◆ WORK INSTRUCTION: Give back every entry below, unchanged.

[Excerpts from a dataset]
━━━━━━━━━━━━━━━━━━━━
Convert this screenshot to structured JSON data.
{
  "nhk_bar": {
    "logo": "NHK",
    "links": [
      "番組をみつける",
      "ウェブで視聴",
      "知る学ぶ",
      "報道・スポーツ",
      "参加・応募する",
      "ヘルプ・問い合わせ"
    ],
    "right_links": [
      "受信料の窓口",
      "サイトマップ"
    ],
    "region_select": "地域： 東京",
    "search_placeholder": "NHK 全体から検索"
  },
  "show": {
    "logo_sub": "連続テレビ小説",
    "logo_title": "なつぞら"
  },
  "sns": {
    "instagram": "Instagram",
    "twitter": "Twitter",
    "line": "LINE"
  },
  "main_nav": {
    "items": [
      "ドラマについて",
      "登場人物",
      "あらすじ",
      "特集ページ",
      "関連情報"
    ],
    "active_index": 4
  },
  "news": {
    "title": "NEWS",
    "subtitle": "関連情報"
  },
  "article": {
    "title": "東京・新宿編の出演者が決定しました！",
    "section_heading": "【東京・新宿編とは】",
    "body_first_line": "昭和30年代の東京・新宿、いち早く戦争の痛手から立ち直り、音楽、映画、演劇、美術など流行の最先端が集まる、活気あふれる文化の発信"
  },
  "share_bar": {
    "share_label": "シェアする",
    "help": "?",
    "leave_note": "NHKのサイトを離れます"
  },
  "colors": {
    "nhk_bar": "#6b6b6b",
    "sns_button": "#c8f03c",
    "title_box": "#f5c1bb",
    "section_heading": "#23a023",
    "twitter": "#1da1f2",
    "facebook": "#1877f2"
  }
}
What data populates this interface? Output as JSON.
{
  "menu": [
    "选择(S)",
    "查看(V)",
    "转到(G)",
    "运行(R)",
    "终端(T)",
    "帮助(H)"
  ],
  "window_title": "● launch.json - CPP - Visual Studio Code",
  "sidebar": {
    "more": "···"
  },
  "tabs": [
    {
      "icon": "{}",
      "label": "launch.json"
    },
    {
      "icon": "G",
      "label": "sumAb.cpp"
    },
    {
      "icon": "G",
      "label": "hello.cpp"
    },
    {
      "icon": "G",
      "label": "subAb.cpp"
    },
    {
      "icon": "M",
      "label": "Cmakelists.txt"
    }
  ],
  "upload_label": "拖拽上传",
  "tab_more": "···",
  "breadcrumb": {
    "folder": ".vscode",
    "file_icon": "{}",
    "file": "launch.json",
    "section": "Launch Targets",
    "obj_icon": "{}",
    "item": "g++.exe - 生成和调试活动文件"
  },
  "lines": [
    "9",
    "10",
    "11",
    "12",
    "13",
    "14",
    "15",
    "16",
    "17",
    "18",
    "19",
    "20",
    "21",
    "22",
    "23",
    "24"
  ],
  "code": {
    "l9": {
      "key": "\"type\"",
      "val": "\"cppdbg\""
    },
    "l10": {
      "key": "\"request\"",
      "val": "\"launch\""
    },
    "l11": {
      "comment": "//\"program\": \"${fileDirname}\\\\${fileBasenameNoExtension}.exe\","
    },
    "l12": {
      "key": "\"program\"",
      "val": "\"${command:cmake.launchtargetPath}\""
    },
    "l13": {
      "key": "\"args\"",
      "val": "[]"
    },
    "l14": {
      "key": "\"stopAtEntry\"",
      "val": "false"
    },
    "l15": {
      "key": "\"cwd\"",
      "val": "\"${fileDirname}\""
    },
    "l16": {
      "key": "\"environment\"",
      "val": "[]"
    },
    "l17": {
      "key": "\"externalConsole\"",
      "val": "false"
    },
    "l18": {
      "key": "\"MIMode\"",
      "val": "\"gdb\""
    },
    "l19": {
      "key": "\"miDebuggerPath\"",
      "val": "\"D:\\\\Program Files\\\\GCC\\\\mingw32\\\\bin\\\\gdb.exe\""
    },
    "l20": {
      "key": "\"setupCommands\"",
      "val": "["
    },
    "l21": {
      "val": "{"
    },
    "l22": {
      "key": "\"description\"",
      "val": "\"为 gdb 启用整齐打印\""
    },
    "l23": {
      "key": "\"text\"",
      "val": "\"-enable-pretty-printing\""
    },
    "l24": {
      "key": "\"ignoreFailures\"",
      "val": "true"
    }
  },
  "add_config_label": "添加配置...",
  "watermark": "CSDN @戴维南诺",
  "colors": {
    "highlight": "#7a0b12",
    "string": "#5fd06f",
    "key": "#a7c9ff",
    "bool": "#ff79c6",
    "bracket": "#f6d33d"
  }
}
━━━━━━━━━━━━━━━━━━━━
◆ FINISHED TASK:
Convert this screenshot to structured JSON data.
{
  "nhk_bar": {
    "logo": "NHK",
    "links": [
      "番組をみつける",
      "ウェブで視聴",
      "知る学ぶ",
      "報道・スポーツ",
      "参加・応募する",
      "ヘルプ・問い合わせ"
    ],
    "right_links": [
      "受信料の窓口",
      "サイトマップ"
    ],
    "region_select": "地域： 東京",
    "search_placeholder": "NHK 全体から検索"
  },
  "show": {
    "logo_sub": "連続テレビ小説",
    "logo_title": "なつぞら"
  },
  "sns": {
    "instagram": "Instagram",
    "twitter": "Twitter",
    "line": "LINE"
  },
  "main_nav": {
    "items": [
      "ドラマについて",
      "登場人物",
      "あらすじ",
      "特集ページ",
      "関連情報"
    ],
    "active_index": 4
  },
  "news": {
    "title": "NEWS",
    "subtitle": "関連情報"
  },
  "article": {
    "title": "東京・新宿編の出演者が決定しました！",
    "section_heading": "【東京・新宿編とは】",
    "body_first_line": "昭和30年代の東京・新宿、いち早く戦争の痛手から立ち直り、音楽、映画、演劇、美術など流行の最先端が集まる、活気あふれる文化の発信"
  },
  "share_bar": {
    "share_label": "シェアする",
    "help": "?",
    "leave_note": "NHKのサイトを離れます"
  },
  "colors": {
    "nhk_bar": "#6b6b6b",
    "sns_button": "#c8f03c",
    "title_box": "#f5c1bb",
    "section_heading": "#23a023",
    "twitter": "#1da1f2",
    "facebook": "#1877f2"
  }
}
What data populates this interface? Output as JSON.
{
  "menu": [
    "选择(S)",
    "查看(V)",
    "转到(G)",
    "运行(R)",
    "终端(T)",
    "帮助(H)"
  ],
  "window_title": "● launch.json - CPP - Visual Studio Code",
  "sidebar": {
    "more": "···"
  },
  "tabs": [
    {
      "icon": "{}",
      "label": "launch.json"
    },
    {
      "icon": "G",
      "label": "sumAb.cpp"
    },
    {
      "icon": "G",
      "label": "hello.cpp"
    },
    {
      "icon": "G",
      "label": "subAb.cpp"
    },
    {
      "icon": "M",
      "label": "Cmakelists.txt"
    }
  ],
  "upload_label": "拖拽上传",
  "tab_more": "···",
  "breadcrumb": {
    "folder": ".vscode",
    "file_icon": "{}",
    "file": "launch.json",
    "section": "Launch Targets",
    "obj_icon": "{}",
    "item": "g++.exe - 生成和调试活动文件"
  },
  "lines": [
    "9",
    "10",
    "11",
    "12",
    "13",
    "14",
    "15",
    "16",
    "17",
    "18",
    "19",
    "20",
    "21",
    "22",
    "23",
    "24"
  ],
  "code": {
    "l9": {
      "key": "\"type\"",
      "val": "\"cppdbg\""
    },
    "l10": {
      "key": "\"request\"",
      "val": "\"launch\""
    },
    "l11": {
      "comment": "//\"program\": \"${fileDirname}\\\\${fileBasenameNoExtension}.exe\","
    },
    "l12": {
      "key": "\"program\"",
      "val": "\"${command:cmake.launchtargetPath}\""
    },
    "l13": {
      "key": "\"args\"",
      "val": "[]"
    },
    "l14": {
      "key": "\"stopAtEntry\"",
      "val": "false"
    },
    "l15": {
      "key": "\"cwd\"",
      "val": "\"${fileDirname}\""
    },
    "l16": {
      "key": "\"environment\"",
      "val": "[]"
    },
    "l17": {
      "key": "\"externalConsole\"",
      "val": "false"
    },
    "l18": {
      "key": "\"MIMode\"",
      "val": "\"gdb\""
    },
    "l19": {
      "key": "\"miDebuggerPath\"",
      "val": "\"D:\\\\Program Files\\\\GCC\\\\mingw32\\\\bin\\\\gdb.exe\""
    },
    "l20": {
      "key": "\"setupCommands\"",
      "val": "["
    },
    "l21": {
      "val": "{"
    },
    "l22": {
      "key": "\"description\"",
      "val": "\"为 gdb 启用整齐打印\""
    },
    "l23": {
      "key": "\"text\"",
      "val": "\"-enable-pretty-printing\""
    },
    "l24": {
      "key": "\"ignoreFailures\"",
      "val": "true"
    }
  },
  "add_config_label": "添加配置...",
  "watermark": "CSDN @戴维南诺",
  "colors": {
    "highlight": "#7a0b12",
    "string": "#5fd06f",
    "key": "#a7c9ff",
    "bool": "#ff79c6",
    "bracket": "#f6d33d"
  }
}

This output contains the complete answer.